Curry And Pepper Review: The film boasts some engaging performances from Stephen Chow and Jacky Cheung
Curry And Pepper’ is one of the earliest examples of the genre crossing over into Hong Kong cinema, and it remains one of the most successful.
Starsky and Hutch, Riggs and Murtaugh, Tango and Cash – the American “buddy cop” subgenre is rife with iconic partnerships. In 1990, action choreographer-turned-director Blackie Ko added two more names to that list with the comic duo of Curry and Pepper. The lead detectives in the Hong Kong movie of the same name. Already well-established “Sky King” Jacky Cheung and a pre-superstardom Stephen Chow headline this amusing action-comedy. Starring as two mismatched partners who take the familiar concept of “male bonding” to a whole new level. While by no means a comedy classic in the same league as Chow’s later works. Curry and Pepper boasts some engaging performances from Cheung and Chow. Not to mention some surprisingly effective action sequences. Which significantly enlivens the film’s otherwise clichéd, fairly predictable storyline.
Cheung stars as Curry, the more level-headed of the two, while Chow portrays Pepper. The requisite fast-talking hothead who has quite the knack for getting himself into trouble. Whatever their differences, Curry and Pepper have been friends since childhood and are more or less inseparable “best buds” who are not only partners on the police force. But roommates, too! Can you say ‘homoerotic undercurrent’? I knew you could.

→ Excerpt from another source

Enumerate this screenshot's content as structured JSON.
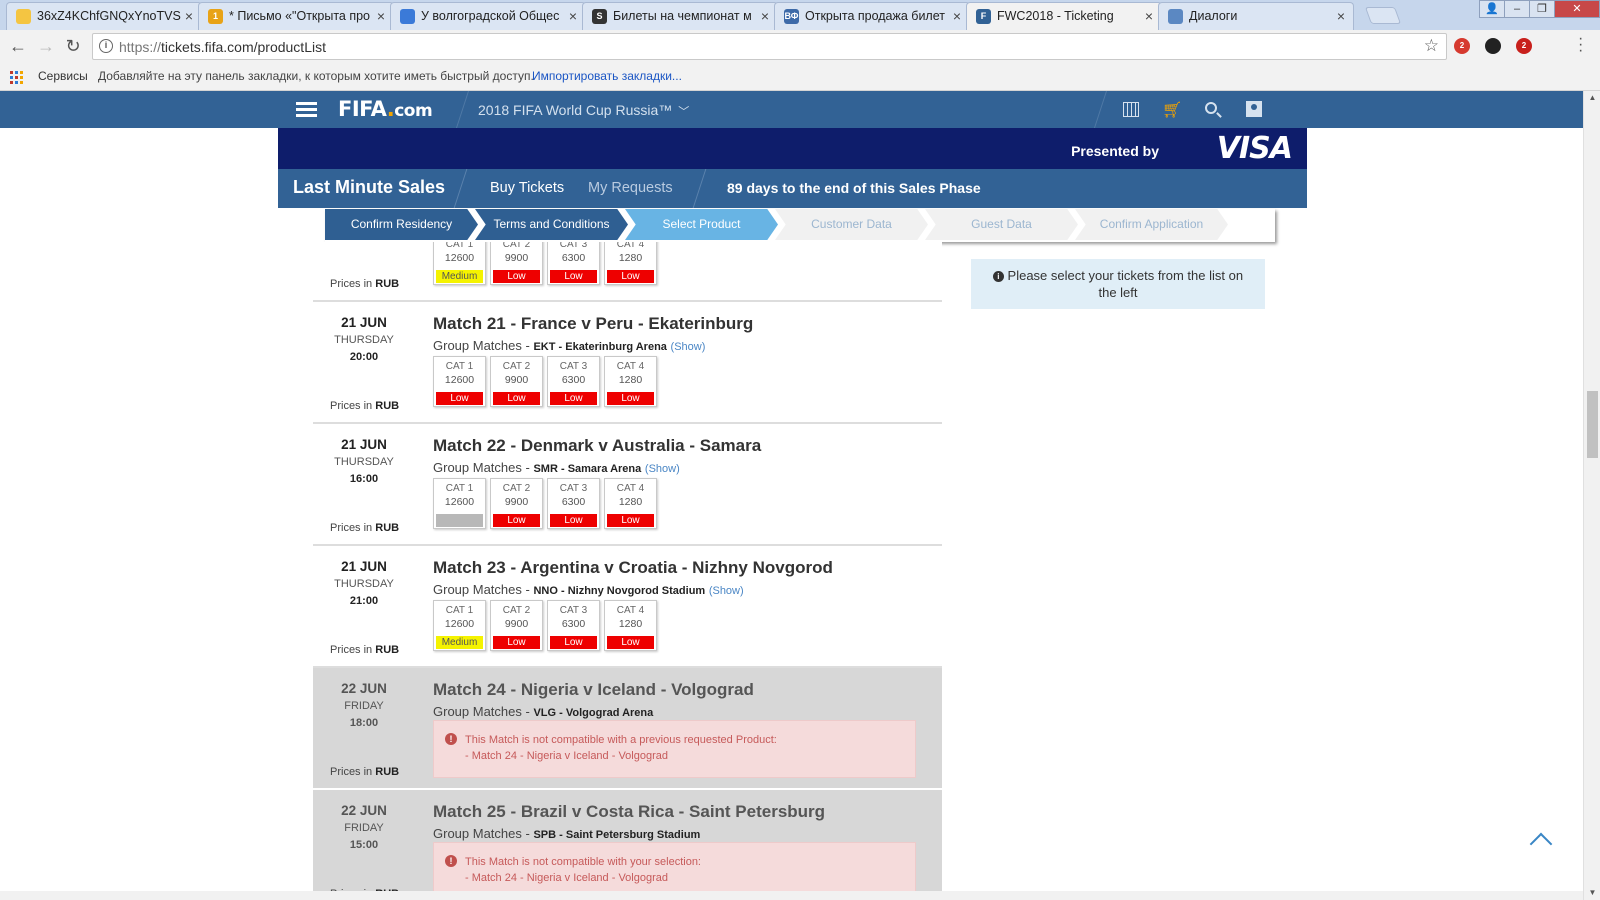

Although Curry and Pepper spend most of their time joking their way through their jobs. They also seem to get results. Their daily routine is soon thrown for a loop. However, when Joey Law (Ann Bridgewater), a beautiful news reporter, gets permission to follow them while they make their daily rounds in Tsimshatsui. Unsurprisingly, the not-so-dynamic duo’s efforts to look like supercops in front of the beguiling journalist backfire in almost every conceivable way, providing ample laughs. Of course, friction soon emerges between the two pals. And they end up competing for Joey’s affections. Although it’s pretty much “no contest”. Pepper is infatuated with Joey, but she’s got a serious hankering for Curry (sorry, bad joke). Needless to say, the outcome of this love triangle puts the Curry and Pepper partnership in serious jeopardy.
From here on in, you can pretty much guess what’ll happen. As the breakup of the friendship plays out in the most conventional way possible. The two heroes part ways, but end up missing each other dearly to much comic effect. Of course, they eventually put their differences aside and reunite as partners for a greater cause – in their case. Curry and Pepper realize they’re the only men capable of putting a vicious baddie named Abalone (Blackie Ko) behind bars for good. Although not without cracking a few jokes along the way.
Curry and Pepper varies the buddy cop formula in that its lead protagonists aren’t at odds with one another as the comegy (review phim) begins. That’s usually the source of conflict in buddy movies. As the two opposites are forcibly paired together and must learn to work with one another and appreciate each other’s strengths as the film develops – for examples, just see Lethal Weapon, Tango and Cash, Rush Hour, Shanghai Noon, etc. Funnily enough, even when conflict does finally rear its ugly head. It turns out that the reason Pepper becomes jealous has less to do with losing a woman to Curry. And more to do with the fear that he’s lost his best friend in the process.
That’s not to say Curry and Pepper is completely innovative. Plot-wise, it’s actually quite predictable. And the director’s by-the-numbers approach to the script is made worse by the fact that a lot of the comedy falls flat in the early-goings of the picture. But patient viewers will be rewarded. As the film eventually begins to pick up steam, in particular thanks to the developing and quite palpable chemistry between Cheung and Chow. Slowly, the funny bits start to add up, and after a while. You find yourself actually caring about the characters. Despite the rather predictable narrative frame and requisite wacky antics.
While the humor on display is not exactly classic Stephen Chow (Chau Tinh Tri). There’s certainly a lot to laugh at in this film. Especially in the characters’ rather. Shall we say, “creative” use of the English language throughout the movie. Of course, this is an early 1990s Hong Kong film. So there are tonal shifts aplenty from broad comedy to bloody run-and-gun action. And director Blackie Ko handles the transition well.
Whether they’re acting courageous, cowering in fear, or just cracking jokes. Jacky Cheung and Stephen Chow are pitch perfect when the bullets start flying in Ko’s impressive action sequences. When all is said and done, Curry and Pepper is, true to its name, not in the least a bland experience at the movies. Despite its problems, I finds it to be a winning action-comedy thanks in large part to the crackerjack chemistry between its two leads. To tell the truth, even all these many years later, I’d happily welcome the announcement of a Curry and Pepper 2. Stephen Chow and Jacky Cheung together again? This review comes from Lovehkfilm.com.